Assignment =
Keeping every character in place, output all the data.

--- --- ---

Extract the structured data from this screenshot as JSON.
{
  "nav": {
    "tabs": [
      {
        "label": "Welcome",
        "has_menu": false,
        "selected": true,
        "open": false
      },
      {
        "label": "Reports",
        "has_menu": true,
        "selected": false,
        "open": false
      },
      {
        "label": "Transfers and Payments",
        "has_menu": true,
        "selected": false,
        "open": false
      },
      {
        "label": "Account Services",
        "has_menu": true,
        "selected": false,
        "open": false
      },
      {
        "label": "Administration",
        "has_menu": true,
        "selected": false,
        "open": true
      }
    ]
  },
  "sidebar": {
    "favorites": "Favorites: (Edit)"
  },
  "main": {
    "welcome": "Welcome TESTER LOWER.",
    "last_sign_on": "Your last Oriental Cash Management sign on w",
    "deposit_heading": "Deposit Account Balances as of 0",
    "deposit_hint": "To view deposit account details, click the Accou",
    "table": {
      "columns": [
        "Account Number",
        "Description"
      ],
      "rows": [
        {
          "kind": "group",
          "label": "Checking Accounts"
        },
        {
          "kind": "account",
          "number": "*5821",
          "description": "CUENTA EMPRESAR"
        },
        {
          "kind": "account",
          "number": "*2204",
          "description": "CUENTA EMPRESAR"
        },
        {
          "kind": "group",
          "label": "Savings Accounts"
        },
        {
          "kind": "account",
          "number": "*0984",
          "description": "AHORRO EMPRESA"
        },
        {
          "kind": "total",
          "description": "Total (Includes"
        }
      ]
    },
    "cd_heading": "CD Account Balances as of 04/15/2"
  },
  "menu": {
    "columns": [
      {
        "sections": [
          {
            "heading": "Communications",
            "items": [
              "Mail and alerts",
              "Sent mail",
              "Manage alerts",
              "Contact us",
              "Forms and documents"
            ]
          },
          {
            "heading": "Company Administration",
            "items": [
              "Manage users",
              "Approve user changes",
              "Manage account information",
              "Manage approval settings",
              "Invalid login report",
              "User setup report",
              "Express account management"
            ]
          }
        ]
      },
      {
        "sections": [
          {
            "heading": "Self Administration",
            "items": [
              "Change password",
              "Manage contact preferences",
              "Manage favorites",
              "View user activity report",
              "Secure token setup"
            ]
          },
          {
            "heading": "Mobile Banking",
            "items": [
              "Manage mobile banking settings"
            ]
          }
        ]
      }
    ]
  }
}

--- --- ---

Answer section =
Extract the structured data from this screenshot as JSON.
{
  "nav": {
    "tabs": [
      {
        "label": "Welcome",
        "has_menu": false,
        "selected": true,
        "open": false
      },
      {
        "label": "Reports",
        "has_menu": true,
        "selected": false,
        "open": false
      },
      {
        "label": "Transfers and Payments",
        "has_menu": true,
        "selected": false,
        "open": false
      },
      {
        "label": "Account Services",
        "has_menu": true,
        "selected": false,
        "open": false
      },
      {
        "label": "Administration",
        "has_menu": true,
        "selected": false,
        "open": true
      }
    ]
  },
  "sidebar": {
    "favorites": "Favorites: (Edit)"
  },
  "main": {
    "welcome": "Welcome TESTER LOWER.",
    "last_sign_on": "Your last Oriental Cash Management sign on w",
    "deposit_heading": "Deposit Account Balances as of 0",
    "deposit_hint": "To view deposit account details, click the Accou",
    "table": {
      "columns": [
        "Account Number",
        "Description"
      ],
      "rows": [
        {
          "kind": "group",
          "label": "Checking Accounts"
        },
        {
          "kind": "account",
          "number": "*5821",
          "description": "CUENTA EMPRESAR"
        },
        {
          "kind": "account",
          "number": "*2204",
          "description": "CUENTA EMPRESAR"
        },
        {
          "kind": "group",
          "label": "Savings Accounts"
        },
        {
          "kind": "account",
          "number": "*0984",
          "description": "AHORRO EMPRESA"
        },
        {
          "kind": "total",
          "description": "Total (Includes"
        }
      ]
    },
    "cd_heading": "CD Account Balances as of 04/15/2"
  },
  "menu": {
    "columns": [
      {
        "sections": [
          {
            "heading": "Communications",
            "items": [
              "Mail and alerts",
              "Sent mail",
              "Manage alerts",
              "Contact us",
              "Forms and documents"
            ]
          },
          {
            "heading": "Company Administration",
            "items": [
              "Manage users",
              "Approve user changes",
              "Manage account information",
              "Manage approval settings",
              "Invalid login report",
              "User setup report",
              "Express account management"
            ]
          }
        ]
      },
      {
        "sections": [
          {
            "heading": "Self Administration",
            "items": [
              "Change password",
              "Manage contact preferences",
              "Manage favorites",
              "View user activity report",
              "Secure token setup"
            ]
          },
          {
            "heading": "Mobile Banking",
            "items": [
              "Manage mobile banking settings"
            ]
          }
        ]
      }
    ]
  }
}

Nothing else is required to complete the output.